Who should be concerned about Americans with Disabilities Act (ADA) compliance? Any business that deals with the public, whose premises are owned or leased, is responsible for ADA compliance. That means that most buildings, regardless of when they were built, are probably not up to current accessibility standards. Older buildings don't typically keep up with changing ADA standards. Newer buildings, even though the project has gone through the building department still have items that are non-compliant.
The ADA places the legal obligation to remove barriers or provide auxiliary aids and services on both the landlord and the tenant. The landlord and the tenant may decide by lease who will actually make the changes and provide the aids and services, but both remain legally responsible.
Why do I need to worry about both the State and the Federal accessibility regulations?

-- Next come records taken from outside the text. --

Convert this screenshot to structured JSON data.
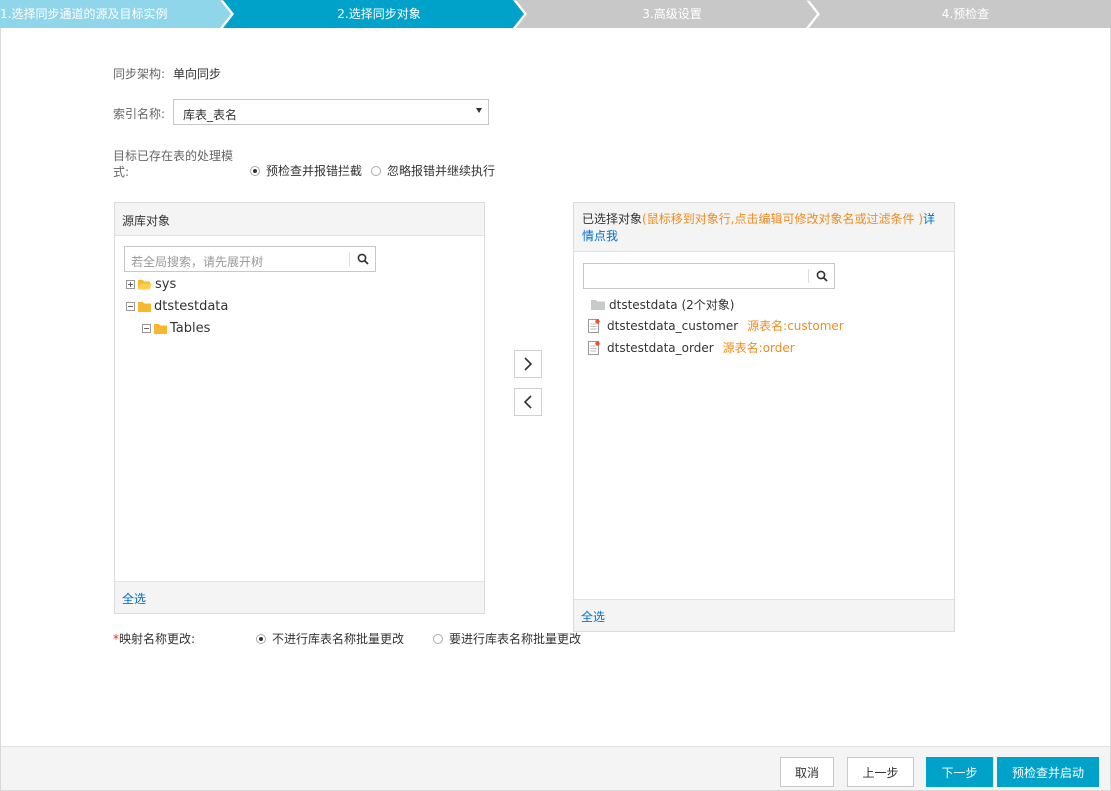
{
  "steps": [
    {
      "label": "1.选择同步通道的源及目标实例",
      "state": "done"
    },
    {
      "label": "2.选择同步对象",
      "state": "active"
    },
    {
      "label": "3.高级设置",
      "state": "todo"
    },
    {
      "label": "4.预检查",
      "state": "todo"
    }
  ],
  "colors": {
    "step_done": "#8fd6ea",
    "step_active": "#00a2ca",
    "step_todo": "#c8c8c8",
    "primary": "#00a2ca",
    "link": "#0070cc",
    "warn": "#f08c1e"
  },
  "form": {
    "sync_arch_label": "同步架构:",
    "sync_arch_value": "单向同步",
    "index_name_label": "索引名称:",
    "index_name_value": "库表_表名",
    "exist_mode_label": "目标已存在表的处理模式:",
    "exist_mode_options": [
      "预检查并报错拦截",
      "忽略报错并继续执行"
    ],
    "exist_mode_selected": 0
  },
  "source_panel": {
    "title": "源库对象",
    "search_placeholder": "若全局搜索，请先展开树",
    "tree": [
      {
        "label": "sys",
        "expanded": false,
        "level": 0
      },
      {
        "label": "dtstestdata",
        "expanded": true,
        "level": 0
      },
      {
        "label": "Tables",
        "expanded": true,
        "level": 1
      }
    ],
    "select_all": "全选"
  },
  "selected_panel": {
    "title": "已选择对象",
    "hint": "(鼠标移到对象行,点击编辑可修改对象名或过滤条件 )",
    "detail_link_1": "详",
    "detail_link_2": "情点我",
    "search_value": "",
    "group": "dtstestdata (2个对象)",
    "items": [
      {
        "name": "dtstestdata_customer",
        "source": "源表名:customer"
      },
      {
        "name": "dtstestdata_order",
        "source": "源表名:order"
      }
    ],
    "select_all": "全选"
  },
  "mapping": {
    "required_mark": "*",
    "label": "映射名称更改:",
    "options": [
      "不进行库表名称批量更改",
      "要进行库表名称批量更改"
    ],
    "selected": 0
  },
  "footer": {
    "cancel": "取消",
    "prev": "上一步",
    "next": "下一步",
    "precheck_start": "预检查并启动"
  }
}
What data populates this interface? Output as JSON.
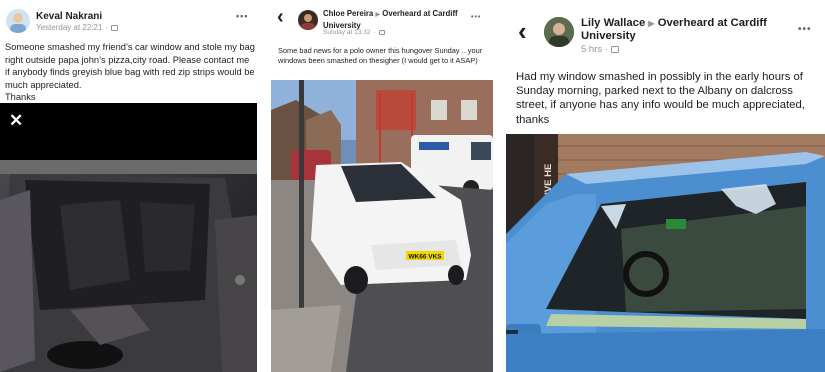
{
  "posts": [
    {
      "author": "Keval Nakrani",
      "timestamp": "Yesterday at 22:21",
      "privacy_icon": "globe-icon",
      "more_label": "•••",
      "text": "Someone smashed my friend’s car window and stole my bag right outside papa john’s pizza,city road. Please contact me if anybody finds greyish blue bag with red zip strips would be much appreciated.\nThanks",
      "close_label": "✕"
    },
    {
      "back_label": "‹",
      "author": "Chloe Pereira",
      "arrow": "▶",
      "group": "Overheard at Cardiff University",
      "timestamp": "Sunday at 13:32",
      "privacy_icon": "group-icon",
      "more_label": "•••",
      "text": "Some bad news for a polo owner this hungover Sunday .. your windows been smashed on thesigher (I would get to it ASAP)",
      "plate": "WK66 VKS"
    },
    {
      "back_label": "‹",
      "author": "Lily Wallace",
      "arrow": "▶",
      "group": "Overheard at Cardiff University",
      "timestamp": "5 hrs",
      "privacy_icon": "group-icon",
      "more_label": "•••",
      "text": "Had my window smashed in possibly in the early hours of Sunday morning, parked next to the Albany on dalcross street, if anyone has any info would be much appreciated, thanks",
      "sign_text": "WATCH THE LIVE HE"
    }
  ]
}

The State adopts and mandates compliance with State Building Codes which incorporate the accessibility requirements. Unfortunately, State accessibility codes are not always the same or more stringent then the ADA federal regulations. In new construction, local jurisdictions only enforce State accessibility codes, as they are not vested with the authority to enforce federal ADA regulations, however federal laws mandates you comply with ADA. The responsibility for compliance lies ultimately with the owner and the architect overseeing the project. This is why the State created Certified Access Specialists (CASp) professionals, to assist people in complying fully with all of the confusing and sometimes conflicting accessibility laws, regulations and standards.
What do I need to do as a business owner? If you own a business that serves the public, contact ADA Compliance Professionals now to advise you on the best course of action to take. The most economical solution is to get a CASp survey and report before getting sued. After a summons has been served, the business owner loses the special benefits of SB 1608 and will incur legal costs to defend themselves in a lawsuit, not to mention the cost of losing or settling a suit. It is always best to be proactive.
What are the consequences of not making my property compliant? By being inaccessible to people with disabilities, businesses are losing potential sales. Also, being inaccessible leaves the business owner vulnerable to a potential lawsuit. Everyone has heard about the serial litigants that sue hundreds of small businesses for non-compliance. Many are settled for thousands of dollars plus legal fees and the time and hassles of dealing with the lawsuit.
What do I do now? Contact ADA Compliance Professionals to discuss the best course of action to take to manage your risk. We can advise what's needed and then quickly get an estimate out. The pricing depends on the scope of the survey, location of the property and the services requested. Call us for your free estimate. We always respond quickly to your phone call or email.